After this meeting I started researching about database design and normalization, to optimize the data model scheme. I was refreshing my memory from what I learned before in database course in college. So I found a Udacity online course to help me understand more about this topic. I watched some videos that I found relevant from the “Database Systems Concepts & Design” online course.

Another resource I found very helpful was a video called “How to do Database Normalization” on YouTube. This really helped me understand about the trade-off of flexibility and performance of normalization of database models, and when this normalization is needed or not. I started to see some potential areas for normalization in our current data model. So I was ready to discuss this in the project weekly.

Importance of having a MVP

In the project weekly, I was about to discuss some potential areas for improvements and doubts about some features when my mentor Murad thought me another lesson. I was trying to a very good data model and the complex features already established and to be implemented. Murad showed me that for a first-time project it’s important to have first an minimum viable product (MVP), and then improve upon receiving feedback from the community and its users. This also refers to an Agile development methodology, that I’m still learning and adjusting to. We’ll develop product deliverables, with minimum features that can be used by our target users, and then improve this in every development sprint.

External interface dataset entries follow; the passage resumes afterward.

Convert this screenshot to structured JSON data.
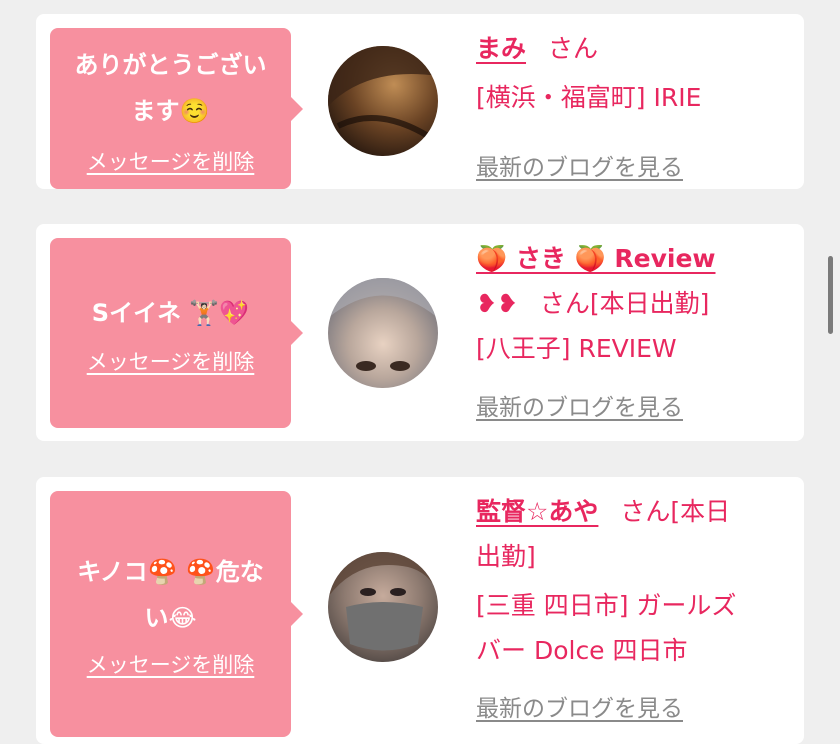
{
  "messages": [
    {
      "message_lines": [
        "ありがとうござい",
        "ます☺️"
      ],
      "delete_label": "メッセージを削除",
      "name": "まみ",
      "honorific": "さん",
      "location_lines": [
        "[横浜・福富町] IRIE"
      ],
      "blog_link": "最新のブログを見る"
    },
    {
      "message_lines": [
        "Sイイネ 🏋🏻💖"
      ],
      "delete_label": "メッセージを削除",
      "name": "🍑 さき 🍑 Review",
      "name_cont": "❥❥",
      "honorific": "さん[本日出勤]",
      "location_lines": [
        "[八王子] REVIEW"
      ],
      "blog_link": "最新のブログを見る"
    },
    {
      "message_lines": [
        "キノコ🍄 🍄危な",
        "い😂"
      ],
      "delete_label": "メッセージを削除",
      "name": "監督☆あや",
      "honorific": "さん[本日",
      "honorific_cont": "出勤]",
      "location_lines": [
        "[三重 四日市] ガールズ",
        "バー Dolce 四日市"
      ],
      "blog_link": "最新のブログを見る"
    }
  ],
  "colors": {
    "accent": "#e8275f",
    "bubble": "#f7909f",
    "link_gray": "#8a8a8a",
    "background": "#efefef"
  }
}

This led us to simplify a lot of the features, in a way that would not compromise the database design already defined and knowing that this could be later improved (e.g.: with database migrations). These simplifications helped me set realistic goals for the Mentorship System development during GSoC.

Some of the simplified features are:

  • When a User sends a request, this will not be editable by the receiving user;
  • When a User accepts a request, the mentorship relation starts automatically, and both users cannot receive requests during the accepted relation.

Completed tasks

I dedicated this week to implement the API for mentorship relation feature, regarding sending a mentorship request between two users and listing all of these requests. I submitted PR #47. In this PR I fixed the Mentorship data model, did tests for the new API and fixed other tests.

Plans for next week

I plan to finish the mentorship relation feature API. This includes the following:

  • Handling the following states: pending (sender awaits receiver’s response); accept (from the receiver to the sender); reject (from the receiver to the sender); cancel (from sender or receiver during a mentorship relation); completed;
  • I’ll take a look into how to develop a cron job to set the mentorship relation into the complete state after the end date passes;
  • Finish email verification feature.

Lessons learned

  • When doing something that might resemble a common feature in other existing systems, we can learn from these that already went through a thought process;
  • It is important to have first a minimum viable product, instead of doing all the complex features in the first version of an app. We can start with an MVP and then improve a product after receiving feedback from users.